*TASK INSTRUCTIONS*.
Without pictures, retype the following entries exactly.

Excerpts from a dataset
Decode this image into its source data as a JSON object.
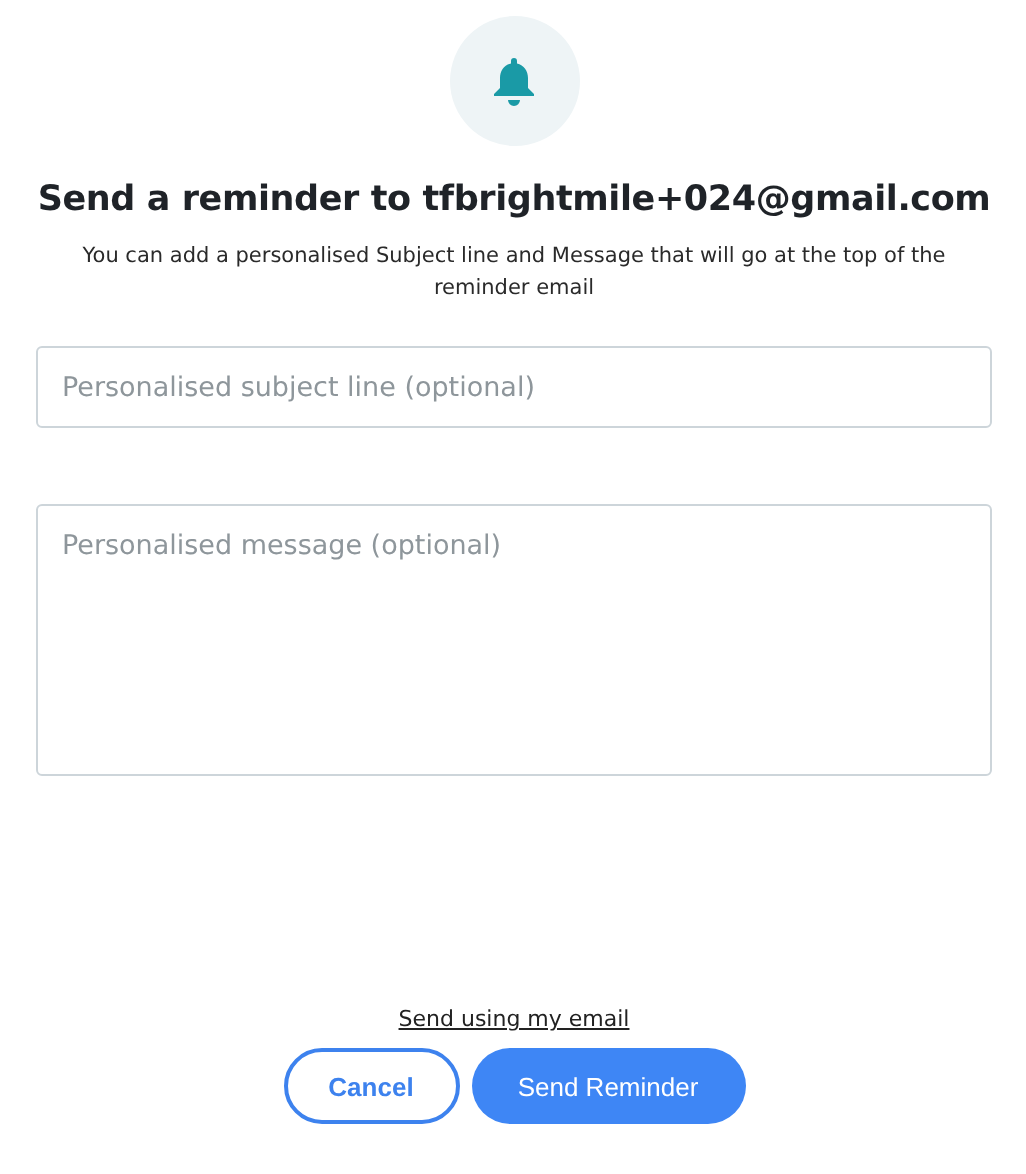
{
  "title": "Send a reminder to tfbrightmile+024@gmail.com",
  "description": "You can add a personalised Subject line and Message that will go at the top of the reminder email",
  "subject_field": {
    "placeholder": "Personalised subject line (optional)"
  },
  "message_field": {
    "placeholder": "Personalised message (optional)"
  },
  "link": "Send using my email",
  "buttons": [
    {
      "label": "Cancel",
      "kind": "secondary"
    },
    {
      "label": "Send Reminder",
      "kind": "primary"
    }
  ]
}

*EXPECTED OUTPUT*.
Decode this image into its source data as a JSON object.
{
  "title": "Send a reminder to tfbrightmile+024@gmail.com",
  "description": "You can add a personalised Subject line and Message that will go at the top of the reminder email",
  "subject_field": {
    "placeholder": "Personalised subject line (optional)"
  },
  "message_field": {
    "placeholder": "Personalised message (optional)"
  },
  "link": "Send using my email",
  "buttons": [
    {
      "label": "Cancel",
      "kind": "secondary"
    },
    {
      "label": "Send Reminder",
      "kind": "primary"
    }
  ]
}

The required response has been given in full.